§ INFORMATION SHOWN
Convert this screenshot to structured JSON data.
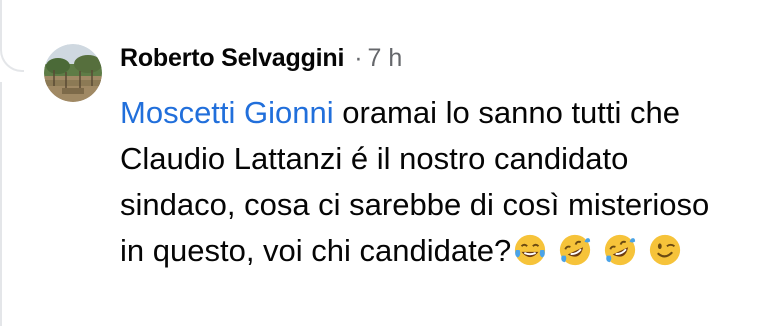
{
  "comment": {
    "author": "Roberto Selvaggini",
    "timestamp": "7 h",
    "mention": "Moscetti Gionni",
    "text_after_mention": " oramai lo sanno tutti che Claudio Lattanzi é il nostro candidato sindaco, cosa ci sarebbe di così misterioso in questo, voi chi candidate?",
    "emojis": [
      "tears-of-joy-emoji",
      "rolling-laughing-emoji",
      "rolling-laughing-emoji",
      "winking-face-emoji"
    ]
  }
}
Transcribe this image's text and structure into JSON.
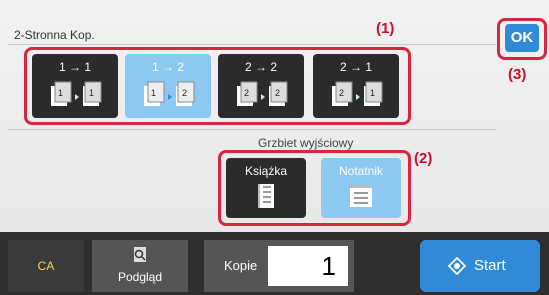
{
  "title": "2-Stronna Kop.",
  "callouts": [
    "(1)",
    "(2)",
    "(3)"
  ],
  "modes": [
    {
      "label": "1 → 1",
      "selected": false
    },
    {
      "label": "1 → 2",
      "selected": true
    },
    {
      "label": "2 → 2",
      "selected": false
    },
    {
      "label": "2 → 1",
      "selected": false
    }
  ],
  "binding": {
    "title": "Grzbiet wyjściowy",
    "options": [
      {
        "label": "Książka",
        "selected": false
      },
      {
        "label": "Notatnik",
        "selected": true
      }
    ]
  },
  "ok_label": "OK",
  "bottom": {
    "ca_label": "CA",
    "preview_label": "Podgląd",
    "copies_label": "Kopie",
    "copies_value": "1",
    "start_label": "Start"
  },
  "colors": {
    "accent": "#2f8ad8",
    "selected": "#8cc8ef",
    "highlight": "#d7263d",
    "dark_button": "#2b2b2b"
  }
}
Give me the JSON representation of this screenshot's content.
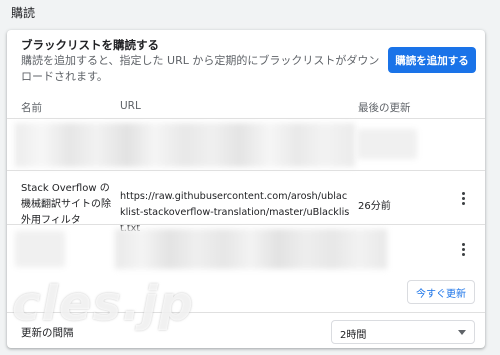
{
  "section": {
    "title": "購読"
  },
  "card": {
    "heading": "ブラックリストを購読する",
    "description": "購読を追加すると、指定した URL から定期的にブラックリストがダウンロードされます。",
    "add_button": "購読を追加する",
    "columns": {
      "name": "名前",
      "url": "URL",
      "updated": "最後の更新"
    },
    "rows": [
      {
        "name": "",
        "url": "",
        "updated": ""
      },
      {
        "name": "Stack Overflow の機械翻訳サイトの除外用フィルタ",
        "url": "https://raw.githubusercontent.com/arosh/ublacklist-stackoverflow-translation/master/uBlacklist.txt",
        "updated": "26分前"
      },
      {
        "name": "",
        "url": "",
        "updated": ""
      }
    ],
    "update_now_button": "今すぐ更新",
    "interval": {
      "label": "更新の間隔",
      "selected": "2時間"
    }
  },
  "watermark": "cles.jp",
  "icons": {
    "row_menu": "more-vert-icon",
    "dropdown": "chevron-down-icon"
  },
  "colors": {
    "accent": "#1a73e8",
    "background": "#f1f3f4"
  }
}
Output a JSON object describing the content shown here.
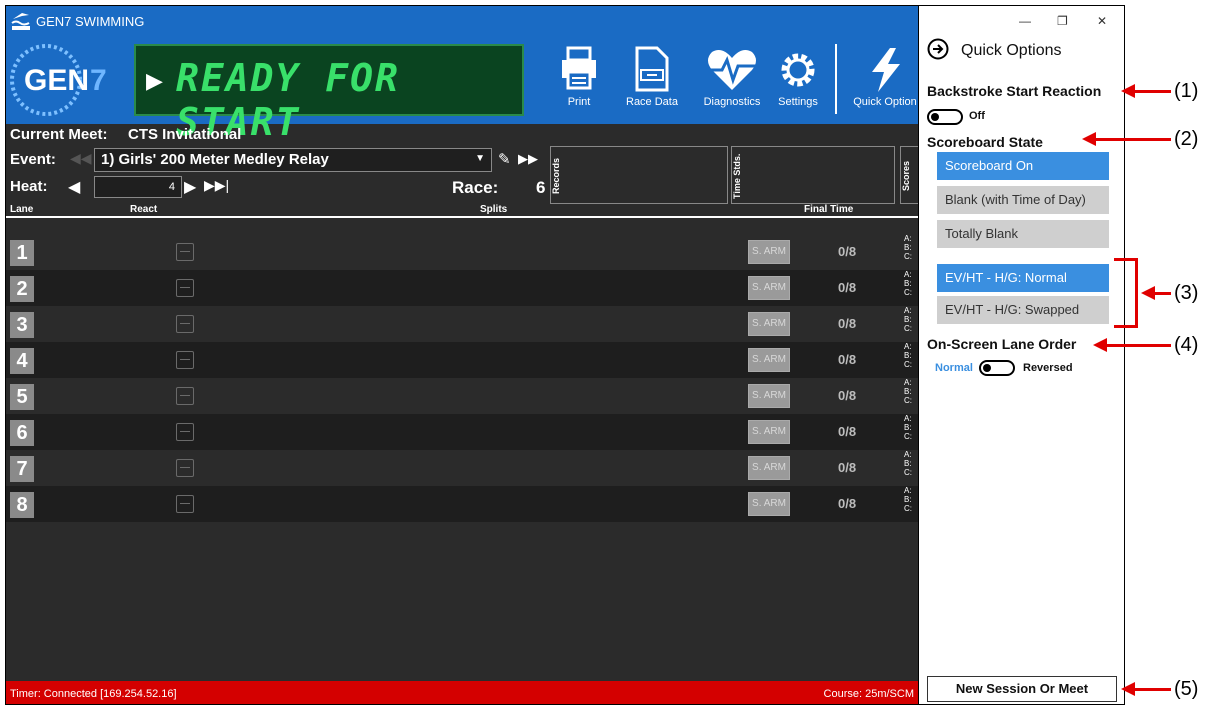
{
  "app": {
    "title": "GEN7 SWIMMING"
  },
  "scoreboard_text": "READY FOR START",
  "toolbar": [
    {
      "label": "Print"
    },
    {
      "label": "Race Data"
    },
    {
      "label": "Diagnostics"
    },
    {
      "label": "Settings"
    },
    {
      "label": "Quick Option"
    }
  ],
  "meet": {
    "label": "Current Meet:",
    "name": "CTS Invitational"
  },
  "event": {
    "label": "Event:",
    "value": "1) Girls' 200 Meter Medley Relay"
  },
  "heat": {
    "label": "Heat:",
    "value": "4"
  },
  "race": {
    "label": "Race:",
    "value": "6"
  },
  "boxes": {
    "records": "Records",
    "time_stds": "Time Stds.",
    "scores": "Scores"
  },
  "columns": {
    "lane": "Lane",
    "react": "React",
    "splits": "Splits",
    "final_time": "Final Time"
  },
  "lanes": [
    {
      "num": "1",
      "arm": "S. ARM",
      "count": "0/8"
    },
    {
      "num": "2",
      "arm": "S. ARM",
      "count": "0/8"
    },
    {
      "num": "3",
      "arm": "S. ARM",
      "count": "0/8"
    },
    {
      "num": "4",
      "arm": "S. ARM",
      "count": "0/8"
    },
    {
      "num": "5",
      "arm": "S. ARM",
      "count": "0/8"
    },
    {
      "num": "6",
      "arm": "S. ARM",
      "count": "0/8"
    },
    {
      "num": "7",
      "arm": "S. ARM",
      "count": "0/8"
    },
    {
      "num": "8",
      "arm": "S. ARM",
      "count": "0/8"
    }
  ],
  "abc": {
    "a": "A:",
    "b": "B:",
    "c": "C:"
  },
  "status": {
    "timer": "Timer: Connected [169.254.52.16]",
    "course": "Course: 25m/SCM"
  },
  "quick_options": {
    "title": "Quick Options",
    "backstroke": {
      "title": "Backstroke Start Reaction",
      "state": "Off"
    },
    "scoreboard_state": {
      "title": "Scoreboard State",
      "options": [
        "Scoreboard On",
        "Blank (with Time of Day)",
        "Totally Blank"
      ],
      "selected": "Scoreboard On"
    },
    "evht": {
      "options": [
        "EV/HT - H/G: Normal",
        "EV/HT - H/G: Swapped"
      ],
      "selected": "EV/HT - H/G: Normal"
    },
    "lane_order": {
      "title": "On-Screen Lane Order",
      "left": "Normal",
      "right": "Reversed"
    },
    "new_session": "New Session Or Meet"
  },
  "callouts": [
    "(1)",
    "(2)",
    "(3)",
    "(4)",
    "(5)"
  ],
  "colors": {
    "accent": "#1a6bc4",
    "status_bar": "#d40000",
    "led_green": "#39e06a",
    "callout_red": "#e00000",
    "option_active": "#3a8fe0"
  }
}
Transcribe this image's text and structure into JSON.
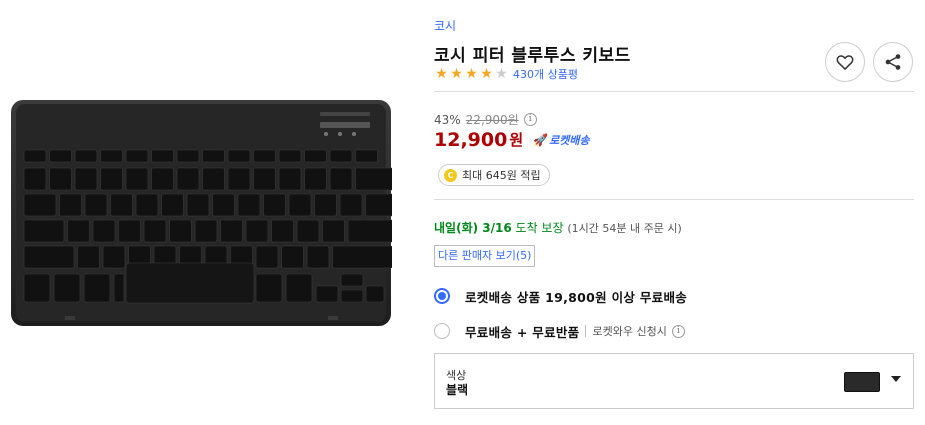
{
  "product": {
    "brand": "코시",
    "title": "코시 피터 블루투스 키보드",
    "rating_stars": 4,
    "rating_max": 5,
    "review_count": "430개 상품평"
  },
  "actions": {
    "wishlist_icon": "heart-icon",
    "share_icon": "share-icon"
  },
  "pricing": {
    "discount_rate": "43%",
    "original_price": "22,900원",
    "info_symbol": "i",
    "sale_price": "12,900",
    "currency": "원",
    "delivery_badge": "로켓배송",
    "cash_icon_letter": "C",
    "cash_reward": "최대 645원 적립"
  },
  "delivery": {
    "date": "내일(화) 3/16",
    "guarantee": "도착 보장",
    "cutoff": "(1시간 54분 내 주문 시)"
  },
  "seller_link": "다른 판매자 보기(5)",
  "shipping_options": [
    {
      "label": "로켓배송 상품 19,800원 이상 무료배송",
      "checked": true
    },
    {
      "label": "무료배송 + 무료반품",
      "note": "로켓와우 신청시",
      "checked": false
    }
  ],
  "option": {
    "label": "색상",
    "value": "블랙"
  },
  "colors": {
    "link_blue": "#346aff",
    "price_red": "#ae0000",
    "delivery_green": "#00891a",
    "star_orange": "#f5a623"
  }
}
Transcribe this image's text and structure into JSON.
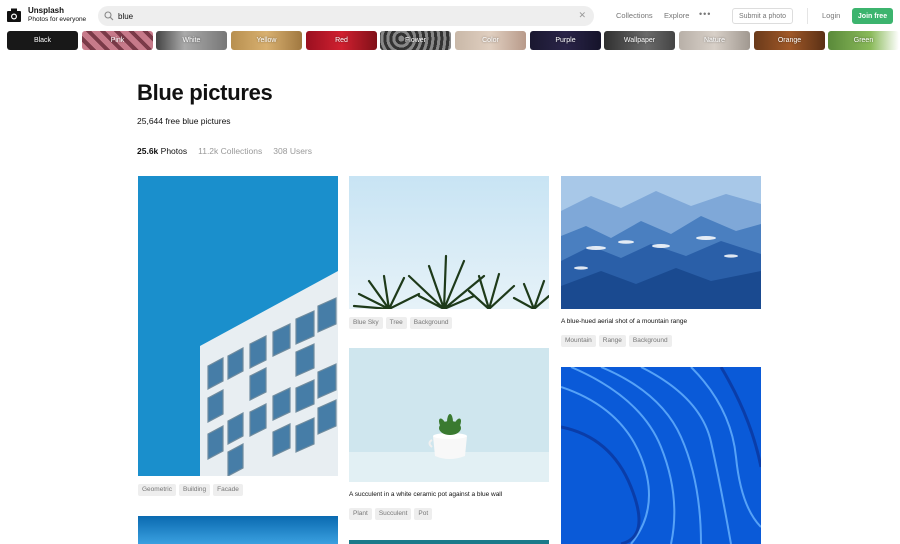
{
  "header": {
    "brand": "Unsplash",
    "tagline": "Photos for everyone",
    "search_value": "blue",
    "nav": {
      "collections": "Collections",
      "explore": "Explore",
      "more": "•••",
      "submit": "Submit a photo",
      "login": "Login",
      "join": "Join free"
    },
    "join_color": "#3cb46e"
  },
  "related": [
    "Black",
    "Pink",
    "White",
    "Yellow",
    "Red",
    "Flower",
    "Color",
    "Purple",
    "Wallpaper",
    "Nature",
    "Orange",
    "Green"
  ],
  "page": {
    "title": "Blue pictures",
    "subtitle": "25,644 free blue pictures",
    "tabs": [
      {
        "count": "25.6k",
        "label": "Photos"
      },
      {
        "count": "11.2k",
        "label": "Collections"
      },
      {
        "count": "308",
        "label": "Users"
      }
    ]
  },
  "photos": {
    "building": {
      "tags": [
        "Geometric",
        "Building",
        "Facade"
      ]
    },
    "palms": {
      "tags": [
        "Blue Sky",
        "Tree",
        "Background"
      ]
    },
    "succulent": {
      "caption": "A succulent in a white ceramic pot against a blue wall",
      "tags": [
        "Plant",
        "Succulent",
        "Pot"
      ]
    },
    "mountains": {
      "caption": "A blue-hued aerial shot of a mountain range",
      "tags": [
        "Mountain",
        "Range",
        "Background"
      ]
    }
  }
}
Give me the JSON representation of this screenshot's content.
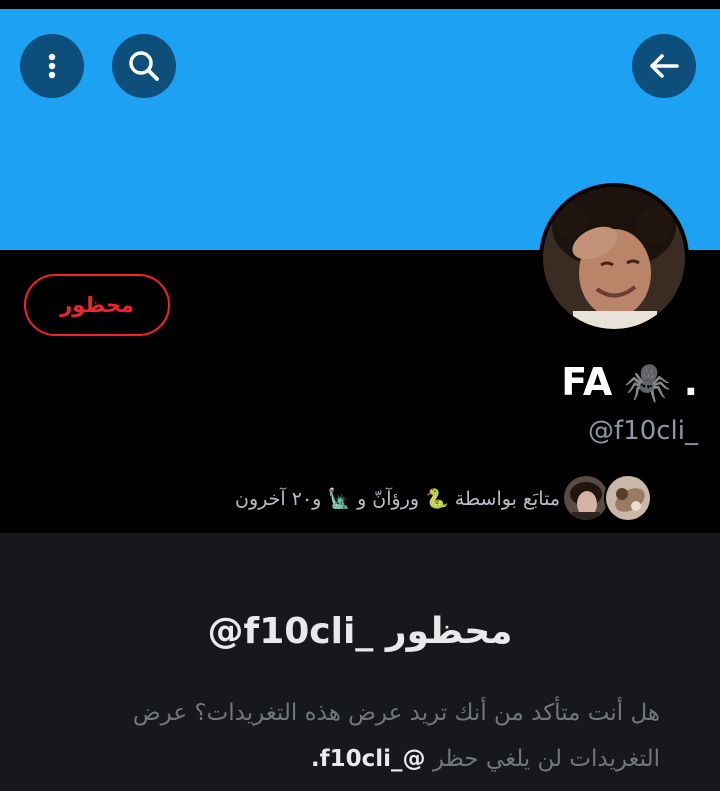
{
  "header": {
    "more_icon": "more-vertical-icon",
    "search_icon": "search-icon",
    "back_icon": "arrow-left-icon",
    "banner_color": "#1da1f2"
  },
  "profile": {
    "blocked_label": "محظور",
    "display_name": "FA",
    "name_emoji": "🕷️",
    "name_dot": ".",
    "handle": "@f10cli_",
    "followers_text": "متابَع بواسطة 🐍 ورؤآنّ و 🗽 و٢٠ آخرون"
  },
  "blocked_notice": {
    "title": "@f10cli_ محظور",
    "description": "هل أنت متأكد من أنك تريد عرض هذه التغريدات؟ عرض التغريدات لن يلغي حظر",
    "description_handle": "@_f10cli."
  },
  "colors": {
    "blocked_red": "#f4212e",
    "panel_bg": "#16181c",
    "muted_text": "#71767b"
  }
}
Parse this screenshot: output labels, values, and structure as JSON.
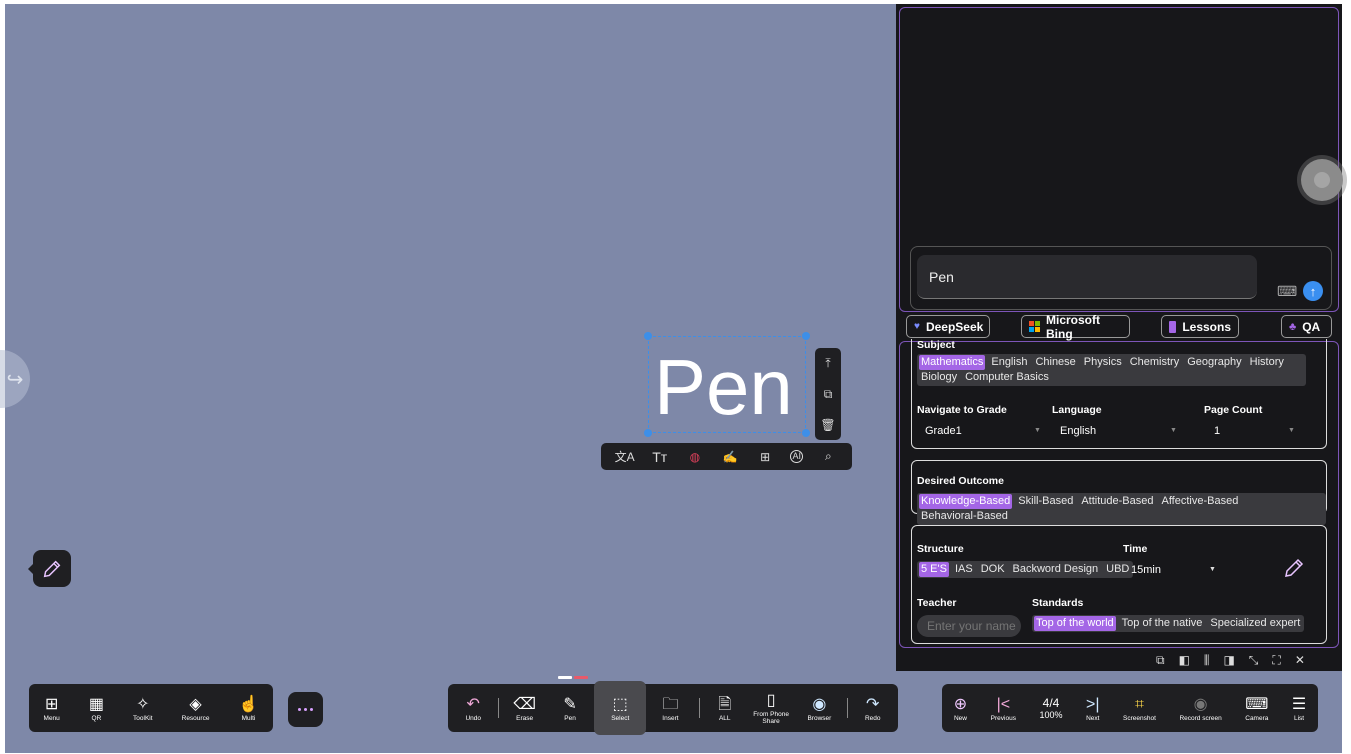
{
  "selection": {
    "text": "Pen"
  },
  "text_toolbar": {
    "icons": [
      "translate-icon",
      "font-size-icon",
      "color-palette-icon",
      "handwriting-icon",
      "table-icon",
      "ai-icon",
      "search-icon"
    ]
  },
  "panel": {
    "chat_input_value": "Pen",
    "tabs": {
      "deepseek": "DeepSeek",
      "bing": "Microsoft Bing",
      "lessons": "Lessons",
      "qa": "QA"
    },
    "subject": {
      "label": "Subject",
      "options": [
        "Mathematics",
        "English",
        "Chinese",
        "Physics",
        "Chemistry",
        "Geography",
        "History",
        "Biology",
        "Computer Basics"
      ],
      "selected": "Mathematics"
    },
    "grade": {
      "label": "Navigate to Grade",
      "value": "Grade1"
    },
    "language": {
      "label": "Language",
      "value": "English"
    },
    "page_count": {
      "label": "Page Count",
      "value": "1"
    },
    "outcome": {
      "label": "Desired Outcome",
      "options": [
        "Knowledge-Based",
        "Skill-Based",
        "Attitude-Based",
        "Affective-Based",
        "Behavioral-Based"
      ],
      "selected": "Knowledge-Based"
    },
    "structure": {
      "label": "Structure",
      "options": [
        "5 E'S",
        "IAS",
        "DOK",
        "Backword Design",
        "UBD"
      ],
      "selected": "5 E'S"
    },
    "time": {
      "label": "Time",
      "value": "15min"
    },
    "teacher": {
      "label": "Teacher",
      "placeholder": "Enter your name"
    },
    "standards": {
      "label": "Standards",
      "options": [
        "Top of the world",
        "Top of the native",
        "Specialized expert"
      ],
      "selected": "Top of the world"
    }
  },
  "left_bar": {
    "menu": "Menu",
    "qr": "QR",
    "toolkit": "ToolKit",
    "resource": "Resource",
    "multi": "Multi"
  },
  "center_bar": {
    "undo": "Undo",
    "erase": "Erase",
    "pen": "Pen",
    "select": "Select",
    "insert": "Insert",
    "all": "ALL",
    "phone_share": "From Phone Share",
    "browser": "Browser",
    "redo": "Redo"
  },
  "right_bar": {
    "new": "New",
    "previous": "Previous",
    "page": "4/4",
    "zoom": "100%",
    "next": "Next",
    "screenshot": "Screenshot",
    "record": "Record screen",
    "camera": "Camera",
    "list": "List"
  },
  "colors": {
    "accent": "#a466e6",
    "panel_border": "#7d55b8",
    "canvas": "#7e88a8",
    "send": "#3a8ff0"
  }
}
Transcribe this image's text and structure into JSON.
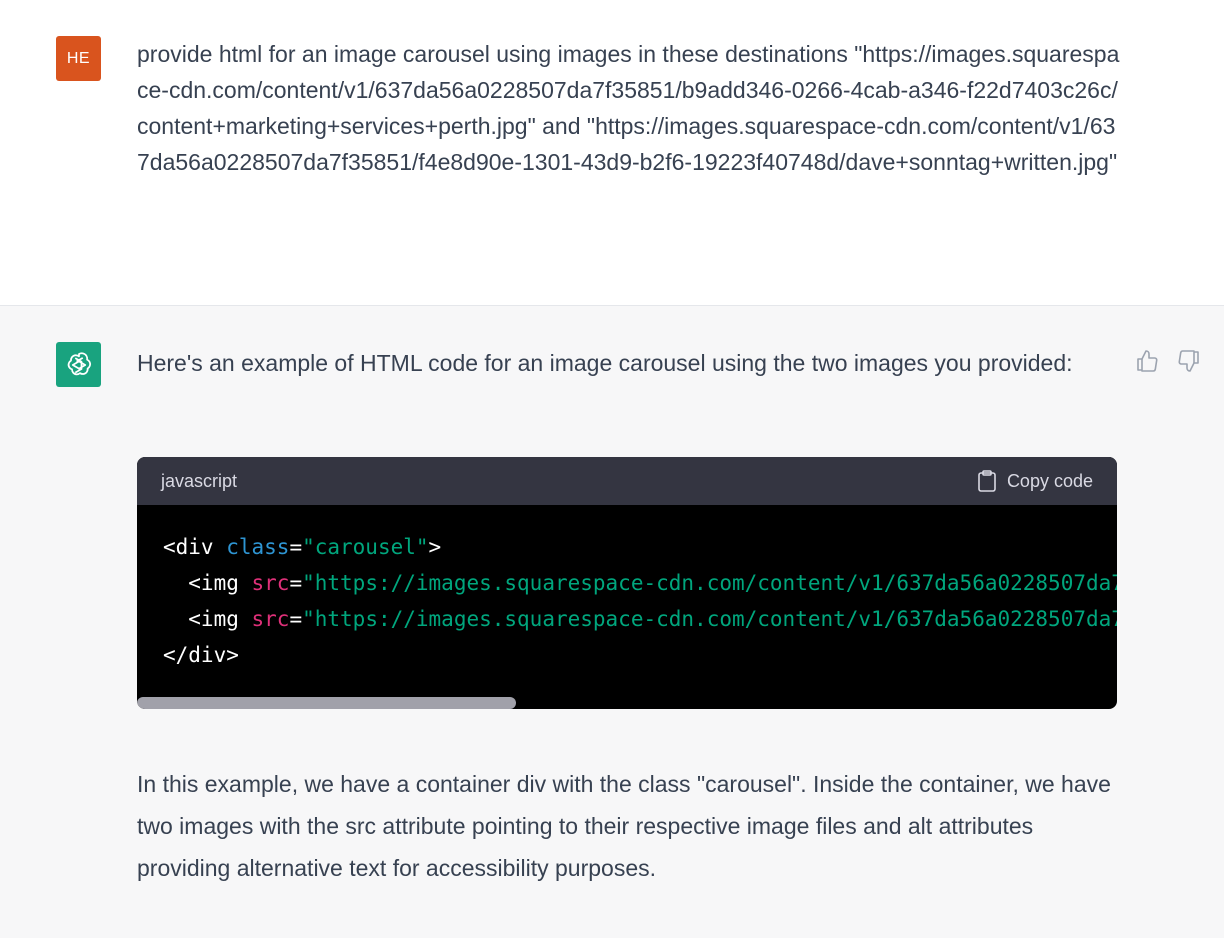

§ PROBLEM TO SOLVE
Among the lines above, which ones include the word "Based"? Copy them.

§ REPLY
        "Knowledge-Based",
        "Skill-Based",
        "Attitude-Based",
        "Affective-Based",
        "Behavioral-Based"
      "selected": "Knowledge-Based"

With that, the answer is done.